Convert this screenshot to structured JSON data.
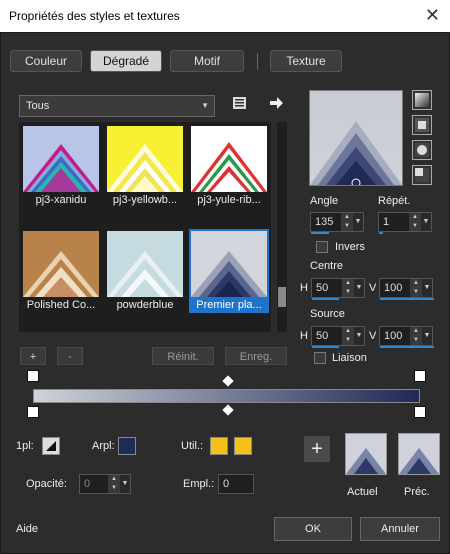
{
  "window": {
    "title": "Propriétés des styles et textures",
    "close": "✕"
  },
  "tabs": [
    "Couleur",
    "Dégradé",
    "Motif",
    "Texture"
  ],
  "category": "Tous",
  "thumbnails": [
    {
      "label": "pj3-xanidu"
    },
    {
      "label": "pj3-yellowb..."
    },
    {
      "label": "pj3-yule-rib..."
    },
    {
      "label": "Polished Co..."
    },
    {
      "label": "powderblue"
    },
    {
      "label": "Premier pla..."
    }
  ],
  "list_buttons": {
    "add": "+",
    "remove": "-",
    "reset": "Réinit.",
    "save": "Enreg."
  },
  "angle": {
    "label": "Angle",
    "value": "135"
  },
  "repeat": {
    "label": "Répét.",
    "value": "1"
  },
  "invert": {
    "label": "Invers"
  },
  "center": {
    "label": "Centre",
    "h_label": "H",
    "h": "50",
    "v_label": "V",
    "v": "100"
  },
  "source": {
    "label": "Source",
    "h_label": "H",
    "h": "50",
    "v_label": "V",
    "v": "100"
  },
  "link": {
    "label": "Liaison"
  },
  "stops": {
    "fg_label": "1pl:",
    "bg_label": "Arpl:",
    "user_label": "Util.:",
    "opacity_label": "Opacité:",
    "opacity_value": "0",
    "location_label": "Empl.:",
    "location_value": "0"
  },
  "colors": {
    "gradient_start": "#d0d3da",
    "gradient_end": "#1f2a55",
    "user": "#f2c21b",
    "accent": "#1e74c8"
  },
  "preview_labels": {
    "current": "Actuel",
    "previous": "Préc."
  },
  "add_swatch": "+",
  "footer": {
    "help": "Aide",
    "ok": "OK",
    "cancel": "Annuler"
  }
}
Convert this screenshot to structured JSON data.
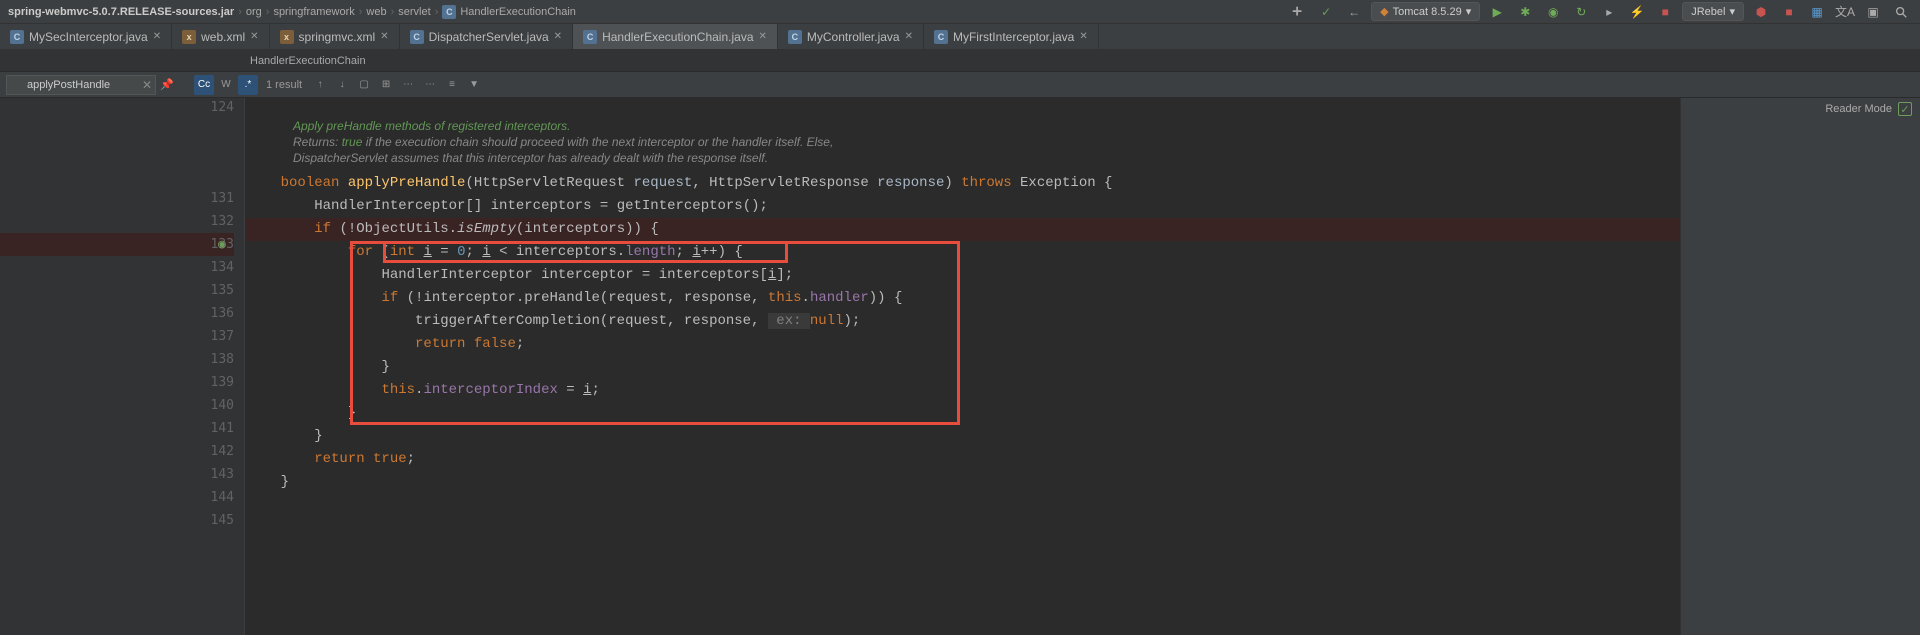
{
  "breadcrumb": {
    "items": [
      "spring-webmvc-5.0.7.RELEASE-sources.jar",
      "org",
      "springframework",
      "web",
      "servlet",
      "HandlerExecutionChain"
    ]
  },
  "runConfig": {
    "label": "Tomcat 8.5.29",
    "rebelLabel": "JRebel"
  },
  "tabs": [
    {
      "label": "MySecInterceptor.java",
      "active": false,
      "icon": "java"
    },
    {
      "label": "web.xml",
      "active": false,
      "icon": "xml"
    },
    {
      "label": "springmvc.xml",
      "active": false,
      "icon": "xml"
    },
    {
      "label": "DispatcherServlet.java",
      "active": false,
      "icon": "java"
    },
    {
      "label": "HandlerExecutionChain.java",
      "active": true,
      "icon": "java"
    },
    {
      "label": "MyController.java",
      "active": false,
      "icon": "java"
    },
    {
      "label": "MyFirstInterceptor.java",
      "active": false,
      "icon": "java"
    }
  ],
  "contextBar": {
    "text": "HandlerExecutionChain"
  },
  "find": {
    "query": "applyPostHandle",
    "results": "1 result",
    "opts": {
      "cc": "Cc",
      "w": "W",
      "regex": ".*"
    }
  },
  "lineNumbers": [
    "124",
    "",
    "",
    "",
    "131",
    "132",
    "133",
    "134",
    "135",
    "136",
    "137",
    "138",
    "139",
    "140",
    "141",
    "142",
    "143",
    "144",
    "145"
  ],
  "doc": {
    "l1": "Apply preHandle methods of registered interceptors.",
    "l2a": "Returns: ",
    "l2b": "true",
    "l2c": " if the execution chain should proceed with the next interceptor or the handler itself. Else,",
    "l3": "DispatcherServlet assumes that this interceptor has already dealt with the response itself."
  },
  "code": {
    "l131": {
      "kw1": "boolean",
      "name": "applyPreHandle",
      "p1a": "HttpServletRequest ",
      "p1b": "request",
      "c1": ", ",
      "p2a": "HttpServletResponse ",
      "p2b": "response",
      "paren": ") ",
      "kw2": "throws",
      "exc": " Exception {"
    },
    "l132": {
      "pre": "    ",
      "type": "HandlerInterceptor[] ",
      "var": "interceptors = ",
      "call": "getInterceptors();"
    },
    "l133": {
      "pre": "    ",
      "kw": "if ",
      "open": "(!",
      "cls": "ObjectUtils",
      "dot": ".",
      "it": "isEmpty",
      "args": "(interceptors)) {"
    },
    "l134": {
      "pre": "        ",
      "kw": "for ",
      "open": "(",
      "kw2": "int ",
      "v": "i",
      "eq": " = ",
      "n": "0",
      "sc": "; ",
      "v2": "i",
      "cmp": " < interceptors.",
      "len": "length",
      "sc2": "; ",
      "v3": "i",
      "inc": "++) {"
    },
    "l135": {
      "pre": "            ",
      "type": "HandlerInterceptor ",
      "var": "interceptor = interceptors[",
      "v": "i",
      "end": "];"
    },
    "l136": {
      "pre": "            ",
      "kw": "if ",
      "open": "(!interceptor.preHandle(request, response, ",
      "kw2": "this",
      "dot": ".",
      "fld": "handler",
      ")) {": ")) {"
    },
    "l137": {
      "pre": "                ",
      "call": "triggerAfterCompletion(request, response, ",
      "hint": " ex: ",
      "kw": "null",
      "end": ");"
    },
    "l138": {
      "pre": "                ",
      "kw": "return false",
      "end": ";"
    },
    "l139": {
      "pre": "            ",
      "b": "}"
    },
    "l140": {
      "pre": "            ",
      "kw": "this",
      "dot": ".",
      "fld": "interceptorIndex",
      " = ": " = ",
      "v": "i",
      "end": ";"
    },
    "l141": {
      "pre": "        ",
      "b": "}"
    },
    "l142": {
      "pre": "    ",
      "b": "}"
    },
    "l143": {
      "pre": "    ",
      "kw": "return true",
      "end": ";"
    },
    "l144": {
      "b": "}"
    }
  },
  "readerMode": {
    "label": "Reader Mode"
  }
}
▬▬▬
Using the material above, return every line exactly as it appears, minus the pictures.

Convert this screenshot to structured JSON data.
{
  "window": {
    "title": "Propriétés des styles et textures",
    "close": "✕"
  },
  "tabs": [
    "Couleur",
    "Dégradé",
    "Motif",
    "Texture"
  ],
  "category": "Tous",
  "thumbnails": [
    {
      "label": "pj3-xanidu"
    },
    {
      "label": "pj3-yellowb..."
    },
    {
      "label": "pj3-yule-rib..."
    },
    {
      "label": "Polished Co..."
    },
    {
      "label": "powderblue"
    },
    {
      "label": "Premier pla..."
    }
  ],
  "list_buttons": {
    "add": "+",
    "remove": "-",
    "reset": "Réinit.",
    "save": "Enreg."
  },
  "angle": {
    "label": "Angle",
    "value": "135"
  },
  "repeat": {
    "label": "Répét.",
    "value": "1"
  },
  "invert": {
    "label": "Invers"
  },
  "center": {
    "label": "Centre",
    "h_label": "H",
    "h": "50",
    "v_label": "V",
    "v": "100"
  },
  "source": {
    "label": "Source",
    "h_label": "H",
    "h": "50",
    "v_label": "V",
    "v": "100"
  },
  "link": {
    "label": "Liaison"
  },
  "stops": {
    "fg_label": "1pl:",
    "bg_label": "Arpl:",
    "user_label": "Util.:",
    "opacity_label": "Opacité:",
    "opacity_value": "0",
    "location_label": "Empl.:",
    "location_value": "0"
  },
  "colors": {
    "gradient_start": "#d0d3da",
    "gradient_end": "#1f2a55",
    "user": "#f2c21b",
    "accent": "#1e74c8"
  },
  "preview_labels": {
    "current": "Actuel",
    "previous": "Préc."
  },
  "add_swatch": "+",
  "footer": {
    "help": "Aide",
    "ok": "OK",
    "cancel": "Annuler"
  }
}
Convert this screenshot to structured JSON data.
{
  "breadcrumb": {
    "items": [
      "spring-webmvc-5.0.7.RELEASE-sources.jar",
      "org",
      "springframework",
      "web",
      "servlet",
      "HandlerExecutionChain"
    ]
  },
  "runConfig": {
    "label": "Tomcat 8.5.29",
    "rebelLabel": "JRebel"
  },
  "tabs": [
    {
      "label": "MySecInterceptor.java",
      "active": false,
      "icon": "java"
    },
    {
      "label": "web.xml",
      "active": false,
      "icon": "xml"
    },
    {
      "label": "springmvc.xml",
      "active": false,
      "icon": "xml"
    },
    {
      "label": "DispatcherServlet.java",
      "active": false,
      "icon": "java"
    },
    {
      "label": "HandlerExecutionChain.java",
      "active": true,
      "icon": "java"
    },
    {
      "label": "MyController.java",
      "active": false,
      "icon": "java"
    },
    {
      "label": "MyFirstInterceptor.java",
      "active": false,
      "icon": "java"
    }
  ],
  "contextBar": {
    "text": "HandlerExecutionChain"
  },
  "find": {
    "query": "applyPostHandle",
    "results": "1 result",
    "opts": {
      "cc": "Cc",
      "w": "W",
      "regex": ".*"
    }
  },
  "lineNumbers": [
    "124",
    "",
    "",
    "",
    "131",
    "132",
    "133",
    "134",
    "135",
    "136",
    "137",
    "138",
    "139",
    "140",
    "141",
    "142",
    "143",
    "144",
    "145"
  ],
  "doc": {
    "l1": "Apply preHandle methods of registered interceptors.",
    "l2a": "Returns: ",
    "l2b": "true",
    "l2c": " if the execution chain should proceed with the next interceptor or the handler itself. Else,",
    "l3": "DispatcherServlet assumes that this interceptor has already dealt with the response itself."
  },
  "code": {
    "l131": {
      "kw1": "boolean",
      "name": "applyPreHandle",
      "p1a": "HttpServletRequest ",
      "p1b": "request",
      "c1": ", ",
      "p2a": "HttpServletResponse ",
      "p2b": "response",
      "paren": ") ",
      "kw2": "throws",
      "exc": " Exception {"
    },
    "l132": {
      "pre": "    ",
      "type": "HandlerInterceptor[] ",
      "var": "interceptors = ",
      "call": "getInterceptors();"
    },
    "l133": {
      "pre": "    ",
      "kw": "if ",
      "open": "(!",
      "cls": "ObjectUtils",
      "dot": ".",
      "it": "isEmpty",
      "args": "(interceptors)) {"
    },
    "l134": {
      "pre": "        ",
      "kw": "for ",
      "open": "(",
      "kw2": "int ",
      "v": "i",
      "eq": " = ",
      "n": "0",
      "sc": "; ",
      "v2": "i",
      "cmp": " < interceptors.",
      "len": "length",
      "sc2": "; ",
      "v3": "i",
      "inc": "++) {"
    },
    "l135": {
      "pre": "            ",
      "type": "HandlerInterceptor ",
      "var": "interceptor = interceptors[",
      "v": "i",
      "end": "];"
    },
    "l136": {
      "pre": "            ",
      "kw": "if ",
      "open": "(!interceptor.preHandle(request, response, ",
      "kw2": "this",
      "dot": ".",
      "fld": "handler",
      ")) {": ")) {"
    },
    "l137": {
      "pre": "                ",
      "call": "triggerAfterCompletion(request, response, ",
      "hint": " ex: ",
      "kw": "null",
      "end": ");"
    },
    "l138": {
      "pre": "                ",
      "kw": "return false",
      "end": ";"
    },
    "l139": {
      "pre": "            ",
      "b": "}"
    },
    "l140": {
      "pre": "            ",
      "kw": "this",
      "dot": ".",
      "fld": "interceptorIndex",
      " = ": " = ",
      "v": "i",
      "end": ";"
    },
    "l141": {
      "pre": "        ",
      "b": "}"
    },
    "l142": {
      "pre": "    ",
      "b": "}"
    },
    "l143": {
      "pre": "    ",
      "kw": "return true",
      "end": ";"
    },
    "l144": {
      "b": "}"
    }
  },
  "readerMode": {
    "label": "Reader Mode"
  }
}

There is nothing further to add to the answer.